> possibly have, exclusively because the hyena is better built to kill,
> not scavenge.
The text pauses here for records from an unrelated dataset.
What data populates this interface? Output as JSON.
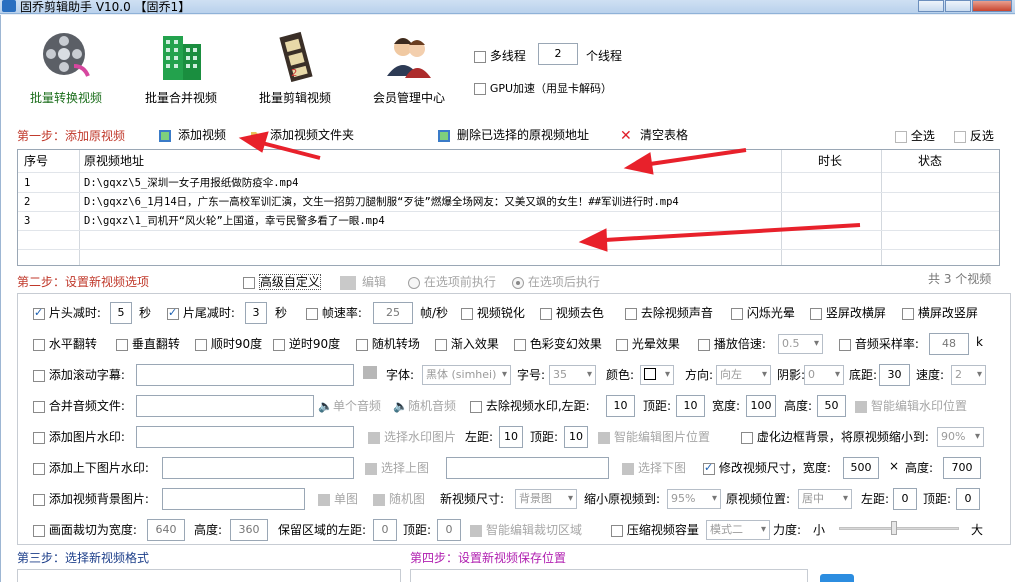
{
  "window": {
    "title": "固乔剪辑助手 V10.0  【固乔1】"
  },
  "toolbar": {
    "items": [
      {
        "label": "批量转换视频",
        "icon": "film-reel-icon"
      },
      {
        "label": "批量合并视频",
        "icon": "building-icon"
      },
      {
        "label": "批量剪辑视频",
        "icon": "film-strip-icon"
      },
      {
        "label": "会员管理中心",
        "icon": "users-icon"
      }
    ],
    "multithread_label": "多线程",
    "thread_count": "2",
    "thread_unit": "个线程",
    "gpu_label": "GPU加速（用显卡解码）"
  },
  "step1": {
    "title": "第一步：添加原视频",
    "add_video": "添加视频",
    "add_folder": "添加视频文件夹",
    "delete_selected": "删除已选择的原视频地址",
    "clear_table": "清空表格",
    "select_all": "全选",
    "invert": "反选"
  },
  "table": {
    "headers": [
      "序号",
      "原视频地址",
      "时长",
      "状态"
    ],
    "rows": [
      {
        "no": "1",
        "path": "D:\\gqxz\\5_深圳一女子用报纸做防疫伞.mp4"
      },
      {
        "no": "2",
        "path": "D:\\gqxz\\6_1月14日，广东一高校军训汇演，文生一招剪刀腿制服“歹徒”燃爆全场网友：又美又飒的女生！##军训进行时.mp4"
      },
      {
        "no": "3",
        "path": "D:\\gqxz\\1_司机开“风火轮”上国道，幸亏民警多看了一眼.mp4"
      }
    ]
  },
  "step2": {
    "title": "第二步：设置新视频选项",
    "advanced": "高级自定义",
    "edit": "编辑",
    "before": "在选项前执行",
    "after": "在选项后执行",
    "count": "共 3 个视频"
  },
  "opts": {
    "r1": {
      "head_cut": "片头减时:",
      "head_val": "5",
      "sec": "秒",
      "tail_cut": "片尾减时:",
      "tail_val": "3",
      "fps": "帧速率:",
      "fps_val": "25",
      "fps_unit": "帧/秒",
      "sharpen": "视频锐化",
      "decolor": "视频去色",
      "mute": "去除视频声音",
      "flash": "闪烁光晕",
      "v2h": "竖屏改横屏",
      "h2v": "横屏改竖屏"
    },
    "r2": {
      "hflip": "水平翻转",
      "vflip": "垂直翻转",
      "cw": "顺时90度",
      "ccw": "逆时90度",
      "trans": "随机转场",
      "fadein": "渐入效果",
      "color": "色彩变幻效果",
      "halo": "光晕效果",
      "speed": "播放倍速:",
      "speed_val": "0.5",
      "rate": "音频采样率:",
      "rate_val": "48",
      "rate_unit": "k"
    },
    "r3": {
      "scroll": "添加滚动字幕:",
      "font": "字体:",
      "font_val": "黑体 (simhei)",
      "size": "字号:",
      "size_val": "35",
      "color": "颜色:",
      "dir": "方向:",
      "dir_val": "向左",
      "shadow": "阴影:",
      "shadow_val": "0",
      "bottom": "底距:",
      "bottom_val": "30",
      "spd": "速度:",
      "spd_val": "2"
    },
    "r4": {
      "merge_audio": "合并音频文件:",
      "single_audio": "单个音频",
      "random_audio": "随机音频",
      "rm_wm": "去除视频水印,",
      "left": "左距:",
      "left_val": "10",
      "top": "顶距:",
      "top_val": "10",
      "width": "宽度:",
      "width_val": "100",
      "height": "高度:",
      "height_val": "50",
      "smart_wm": "智能编辑水印位置"
    },
    "r5": {
      "img_wm": "添加图片水印:",
      "pick_img": "选择水印图片",
      "left": "左距:",
      "left_val": "10",
      "top": "顶距:",
      "top_val": "10",
      "smart_img": "智能编辑图片位置",
      "blur_bg": "虚化边框背景，将原视频缩小到:",
      "blur_val": "90%"
    },
    "r6": {
      "ud_wm": "添加上下图片水印:",
      "pick_up": "选择上图",
      "pick_down": "选择下图",
      "resize": "修改视频尺寸，宽度:",
      "w_val": "500",
      "x": "×",
      "height": "高度:",
      "h_val": "700"
    },
    "r7": {
      "bg_img": "添加视频背景图片:",
      "single": "单图",
      "random": "随机图",
      "new_size": "新视频尺寸:",
      "new_size_val": "背景图",
      "shrink": "缩小原视频到:",
      "shrink_val": "95%",
      "pos": "原视频位置:",
      "pos_val": "居中",
      "left": "左距:",
      "left_val": "0",
      "top": "顶距:",
      "top_val": "0"
    },
    "r8": {
      "crop": "画面裁切为宽度:",
      "crop_w": "640",
      "height": "高度:",
      "crop_h": "360",
      "keep_left": "保留区域的左距:",
      "keep_left_val": "0",
      "top": "顶距:",
      "top_val": "0",
      "smart_crop": "智能编辑裁切区域",
      "compress": "压缩视频容量",
      "mode_val": "模式二",
      "force": "力度:",
      "small": "小",
      "big": "大"
    }
  },
  "step3": {
    "title": "第三步：选择新视频格式"
  },
  "step4": {
    "title": "第四步：设置新视频保存位置"
  }
}
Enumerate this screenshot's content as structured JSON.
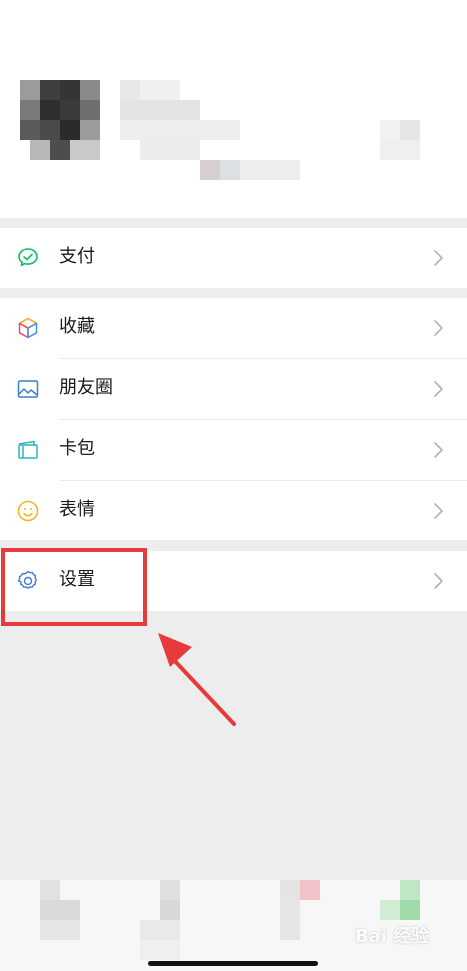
{
  "menu": {
    "pay": {
      "label": "支付",
      "icon": "wechat-pay-icon"
    },
    "favorites": {
      "label": "收藏",
      "icon": "cube-icon"
    },
    "moments": {
      "label": "朋友圈",
      "icon": "image-icon"
    },
    "cards": {
      "label": "卡包",
      "icon": "card-icon"
    },
    "stickers": {
      "label": "表情",
      "icon": "smiley-icon"
    },
    "settings": {
      "label": "设置",
      "icon": "gear-icon"
    }
  },
  "watermark": {
    "text": "Bai 经验"
  },
  "colors": {
    "background": "#ededed",
    "card": "#ffffff",
    "highlight": "#e63b3b",
    "pay_green": "#07c160"
  }
}
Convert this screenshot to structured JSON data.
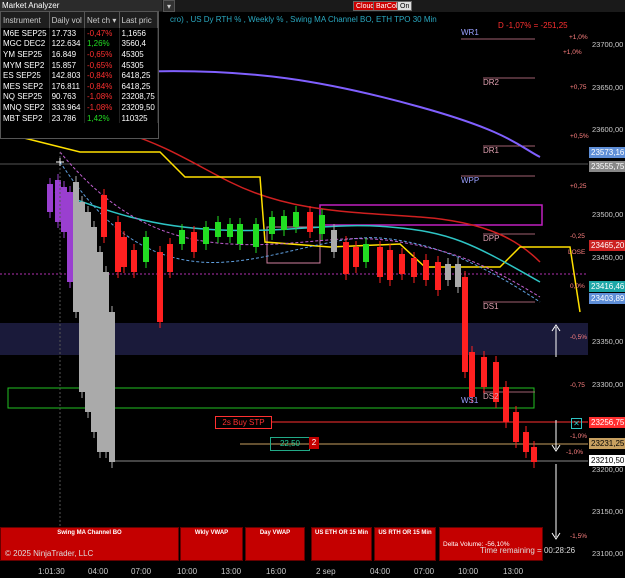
{
  "toolbar": {
    "header_text": "cro) , US Dy RTH % , Weekly % , Swing MA Channel BO, ETH TPO 30 Min",
    "btn_cloud": "Cloud",
    "btn_barcol": "BarCol",
    "btn_on": "On",
    "dropdown_arrow": "▾"
  },
  "market_analyzer": {
    "title": "Market Analyzer",
    "columns": [
      "Instrument",
      "Daily vol",
      "Net ch ▾",
      "Last pric"
    ],
    "rows": [
      {
        "instrument": "M6E SEP25",
        "daily_vol": "17.733",
        "net_change": "-0,47%",
        "last": "1,1656",
        "dir": "neg"
      },
      {
        "instrument": "MGC DEC2",
        "daily_vol": "122.634",
        "net_change": "1,26%",
        "last": "3560,4",
        "dir": "pos"
      },
      {
        "instrument": "YM SEP25",
        "daily_vol": "16.849",
        "net_change": "-0,65%",
        "last": "45305",
        "dir": "neg"
      },
      {
        "instrument": "MYM SEP2",
        "daily_vol": "15.857",
        "net_change": "-0,65%",
        "last": "45305",
        "dir": "neg"
      },
      {
        "instrument": "ES SEP25",
        "daily_vol": "142.803",
        "net_change": "-0,84%",
        "last": "6418,25",
        "dir": "neg"
      },
      {
        "instrument": "MES SEP2",
        "daily_vol": "176.811",
        "net_change": "-0,84%",
        "last": "6418,25",
        "dir": "neg"
      },
      {
        "instrument": "NQ SEP25",
        "daily_vol": "90.763",
        "net_change": "-1,08%",
        "last": "23208,75",
        "dir": "neg"
      },
      {
        "instrument": "MNQ SEP2",
        "daily_vol": "333.964",
        "net_change": "-1,08%",
        "last": "23209,50",
        "dir": "neg"
      },
      {
        "instrument": "MBT SEP2",
        "daily_vol": "23.786",
        "net_change": "1,42%",
        "last": "110325",
        "dir": "pos"
      }
    ]
  },
  "chart": {
    "daily_change_label": "D -1,07% = -251,25",
    "level_tags": [
      "WR1",
      "DR2",
      "DR1",
      "WPP",
      "DPP",
      "DS1",
      "DS2",
      "WS1"
    ],
    "percent_labels": [
      "+1,0%",
      "+1,0%",
      "+0,75",
      "+0,5%",
      "+0,25",
      "0,0%",
      "-0,5%",
      "-0,75",
      "-1,0%",
      "-1,0%",
      "-1,5%",
      "-0,25",
      "LOSE"
    ],
    "price_ticks": [
      "23700,00",
      "23650,00",
      "23600,00",
      "23500,00",
      "23450,00",
      "23350,00",
      "23300,00",
      "23200,00",
      "23150,00",
      "23100,00"
    ],
    "price_labels": [
      {
        "text": "23573,16",
        "color": "#5f8fd8"
      },
      {
        "text": "23555,75",
        "color": "#888888"
      },
      {
        "text": "23465,20",
        "color": "#cc2222"
      },
      {
        "text": "23416,46",
        "color": "#1ea7a7"
      },
      {
        "text": "23403,89",
        "color": "#5f8fd8"
      },
      {
        "text": "23256,75",
        "color": "#ff3030"
      },
      {
        "text": "23231,25",
        "color": "#c8a060"
      },
      {
        "text": "23210,50",
        "color": "#ffffff"
      }
    ],
    "order_label": "2s Buy STP",
    "order_qty": "22,50",
    "order_count": "2",
    "time_ticks": [
      "1:01:30",
      "04:00",
      "07:00",
      "10:00",
      "13:00",
      "16:00",
      "2 sep",
      "04:00",
      "07:00",
      "10:00",
      "13:00"
    ],
    "copyright": "© 2025 NinjaTrader, LLC",
    "delta_volume": "Delta Volume: -56,10%",
    "time_remaining": "Time remaining = 00:28:26",
    "close_icon": "x-icon"
  },
  "bottom_buttons": [
    "Swing MA Channel BO",
    "Wkly VWAP",
    "Day VWAP",
    "US ETH OR 15 Min",
    "US RTH OR 15 Min"
  ],
  "colors": {
    "accent": "#c40000",
    "ma_channel": "#ffe000",
    "teal": "#2ec4c4",
    "purple": "#9a3fd0",
    "up": "#22dd22",
    "down": "#ff2020"
  }
}
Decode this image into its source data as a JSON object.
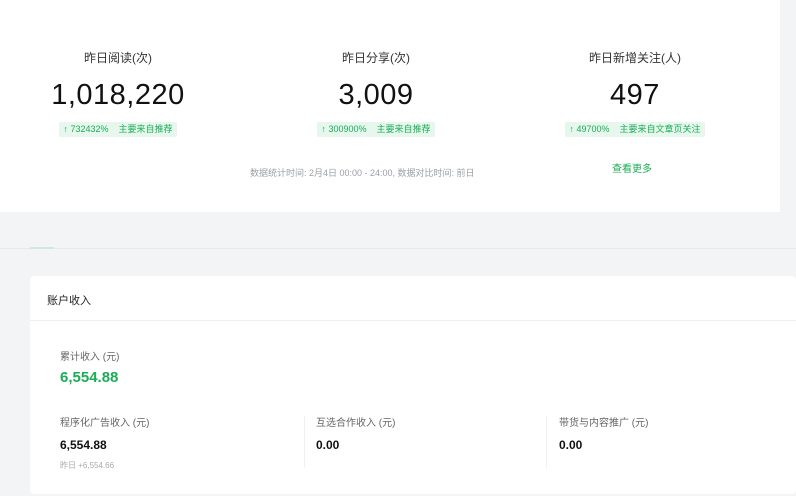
{
  "stats": [
    {
      "label": "昨日阅读(次)",
      "value": "1,018,220",
      "trend_pct": "↑ 732432%",
      "trend_source": "主要来自推荐"
    },
    {
      "label": "昨日分享(次)",
      "value": "3,009",
      "trend_pct": "↑ 300900%",
      "trend_source": "主要来自推荐"
    },
    {
      "label": "昨日新增关注(人)",
      "value": "497",
      "trend_pct": "↑ 49700%",
      "trend_source": "主要来自文章页关注"
    }
  ],
  "meta_note": "数据统计时间: 2月4日 00:00 - 24:00, 数据对比时间: 前日",
  "view_more": "查看更多",
  "income": {
    "title": "账户收入",
    "total_label": "累计收入 (元)",
    "total_value": "6,554.88",
    "items": [
      {
        "label": "程序化广告收入 (元)",
        "value": "6,554.88",
        "yesterday": "昨日 +6,554.66"
      },
      {
        "label": "互选合作收入 (元)",
        "value": "0.00"
      },
      {
        "label": "带货与内容推广 (元)",
        "value": "0.00"
      }
    ]
  },
  "colors": {
    "accent": "#1aad55",
    "trend_bg": "#e8f7ee",
    "page_bg": "#f3f4f5"
  }
}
Lions rely on precise applications of their otherwise
> slender, delicate canines to pierce flesh in the region of the backbone,
> otherwise they hang on and attempt to weary the prey down till they
> start feeding---mostly when the unfortunate zebra's still alive.

A couple of misconceptions here.  Lions and hyenas are always competitors
for the top predator slot.  One usually kills, the other usually scavenges
-- but depending on where you go in Africa, either species might fill either
role.  In some areas, the hyenas do most of the killing and the lions
scavenge.  In other areas, the lions do most of the killing and the hyenas
scavenge.  In still other areas, both lions and hyenas kill, and both will
scavenge given a chance.  There's no known modern large carnivore that is a
pure scavenger, yes, but on the other hand there's only one modern large
carnivore that will never scavenge, and that may be more a matter of
necessity than preference.  No cheetah has ever been observed to scavenge
another animal's kill, but then cheetahs are not the bravest of cats, and
dead animals in Africa are usually covered by other scavengers within
minutes.  Point is, evolving as a hunter doesn't exclude scavenging as a
secondary or even primary method of finding food.

Personally, I have trouble believing that anything as big as T. rex could
find enough food to keep itself going _exclusively_ by scavenging, unless
there were an _awful_ lot of dead dinosaurs around, due either to frequent
disease or to another predator that had a habit of leaving partial carcasses
in its wake.  That's just an opinion, obviously, but it's all I've got til
somebody produces better evidence one way or the other.

-- Jon W.